This resulted in them telling a story of how the CIA’s torture program successfully yielded critical information (that they probably could have got from Mohamed or al-Fadl) that led them to the house in Abbottabad. While this pornographic celebration of torture has been criticised publicly for its inaccuracy, including by Michael Morrel, if Mark Boal was running his scripts past the CIA then they must have quietly approved of this tale, whatever they might say in public.
After all, if the CIA are willing to feed a false story to filmmakers for the sake of their public image then there’s no reason for them to avoid jumping on the public bandwagon of criticism of the film they then went out and made. It is utterly two faced, but then the whole story in Zero Dark Thirty is willfully deceptive.
The CIA’s ‘failure’ to accept the offers of intelligence from Sudan, and their apparent ‘failure’ to exploit human sources like Ali Mohamed and Jamal al-Fadl in the wake of 9/11 illustrate a pattern of behaviour that we cannot ignore. These ‘failures’ should not simply be accepted, because they speak to a serious moral corruption in these most secretive of state institutions. The fact that they then lie to filmmakers, ‘failing’ to tell them about the original ‘failures’ and feeding them a nonsense story about the benefits of torture only confirms the damage being done by this moral corruption. However much money Zero Dark Thirty makes, however many awards it wins there is one simple thing we need to keep in mind: that it isn’t telling the truth.
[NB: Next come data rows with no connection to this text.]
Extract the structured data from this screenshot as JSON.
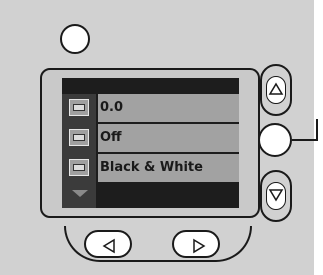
{
  "menu": {
    "items": [
      {
        "label": "0.0",
        "icon": "exposure-compensation-icon",
        "selected": true
      },
      {
        "label": "Off",
        "icon": "flash-icon",
        "selected": false
      },
      {
        "label": "Black & White",
        "icon": "color-mode-icon",
        "selected": false
      }
    ]
  },
  "colors": {
    "body": "#d1d1d1",
    "screen": "#1d1d1d",
    "row_highlight": "#a2a2a2",
    "outline": "#1a1a1a"
  }
}
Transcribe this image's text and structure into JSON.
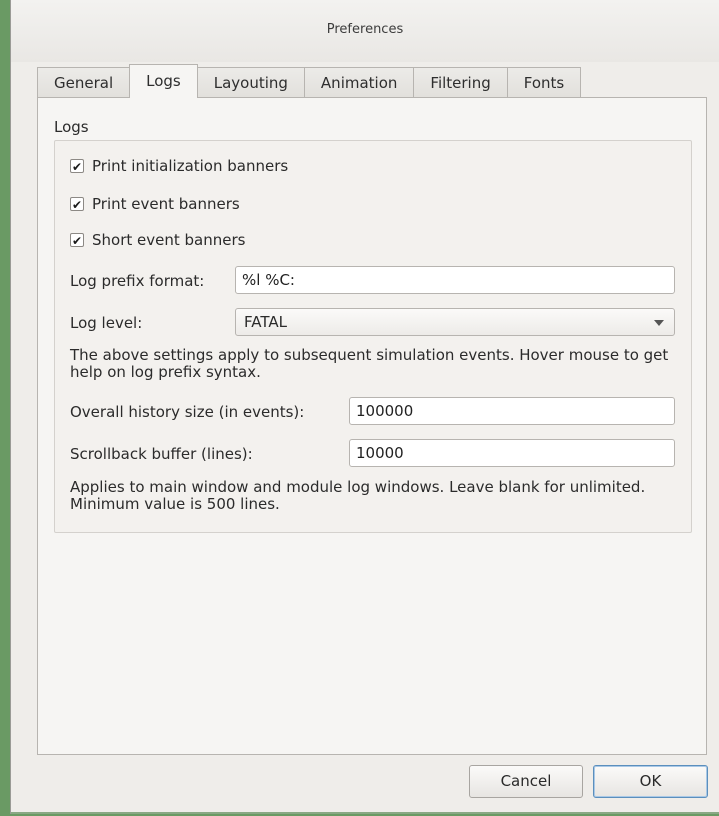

Tom Secker is an independent researcher, who focuses on terrorism and the politics of fear. Tom runs the websites InvestigatingTheTerror.com and SpyCulture.com, and is a regular contributor to WideShut.co.uk